Although found in plate work, this joint is more common in sheet metal work. Use an edge type of welding joint only for joining members 1/4 inch or less that are not subject to heavy stresses.
Flanged Edge Joints
The flanged edge joint (Figure 6 View A) is suited for plate 1/4 inch thick or less, under light loads.
Figure 6 View B and C show joint preparation of thin and thick workpieces.
Parts of Joints
You’ll want to become familiar with the standard terms used to describe the parts of a joint.
Root of a Joint
The root of a joint is the narrowest point in the gap between two members to be welded, or the point in the gap furthest removed from the electrode. Generally, these points are the same.
As shown in Figure 7, the root may be a point, a line, or an area when viewed in a cross section.
Groove of a Joint
An opening or channel in the surface of a part or between two components which provides space to contain a weld is called the groove of a joint.
The groove face is the surface of a member included in the groove (Figure 8 View A).
A joint may have a root face or a root edge.
The root face (Figure 8 View A), is the area of a grooved edge that’s not grooved. It usually has small, but measurable dimensions.
When the groove face extends the full thickness of the member, leaving the root face at essentially zero width, it’s called a root edge (Figure 8 View B).
Sometimes, the groove face and the root face occupy the same surfaces. (Figure 8 Views C and D).
Welders describe the individual requirements for a specific joint with terms such as bevel angle, groove angle, groove radius, and root opening.
The angle formed between the prepared edge of the base metal and a plane perpendicular to the surface of the base metal is the bevel angle (Figure 9) This angle refers to the metal that has been removed.
The groove angle is the total angle of the groove between the materials to be joined. So, when butted together, the edges of two plates, each with a 45-degree bevel, create a total groove angle of 90 degrees. You’ll also see this called the included angle.
Used for special groove joint designs, the radius used to form the shape of a j- or u-groove weld joint is the groove radius (Figure 10).
The separation between the members to be joined at the root of the joint is the root opening, or root gap.
The specifications for bevel angle, groove angle, and root opening for a joint are based on the welding procedure, the base metal thickness, and the type of welding joint used. Gas welding usually requires a larger groove angle than arc welding.
The root opening must accommodate the diameter of the filler material, which is chosen based on the base metal thickness and the welding position. An adequate root opening is important for proper root penetration.

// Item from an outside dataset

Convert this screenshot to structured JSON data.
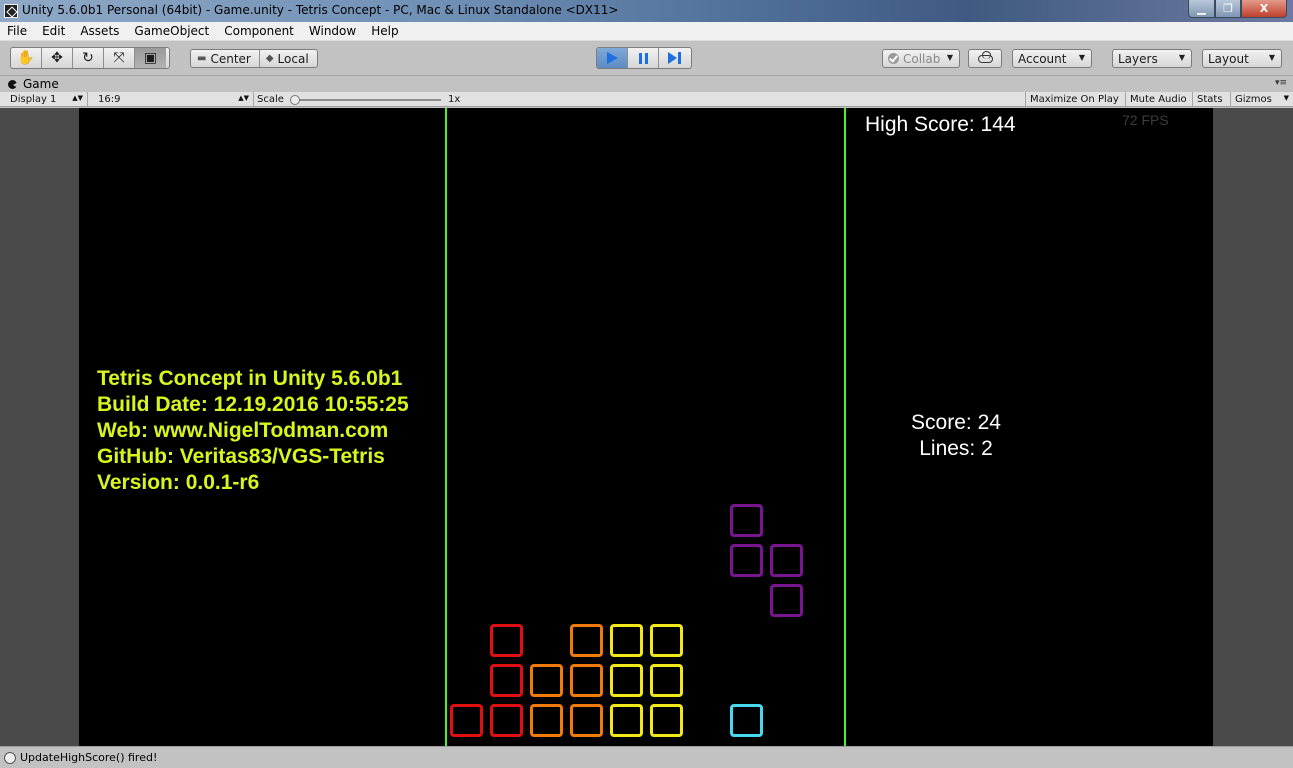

Root penetration refers to the distance the weld metal extends into the root joint. It’s measured on the centerline of the root cross section (Figure 11).
The minimum depth a groove or flange weld extends from its face into a joint, exclusive of reinforcement.
Joint penetration may include root penetration as in Views A, C, and E.
However, see how View B shows the difference between root penetration and joint penetration, and View D shows joint penetration only.
Weld reinforcement describes the metal that exceeds the quantity needed to fill a joint at the face or root. (Figure 12).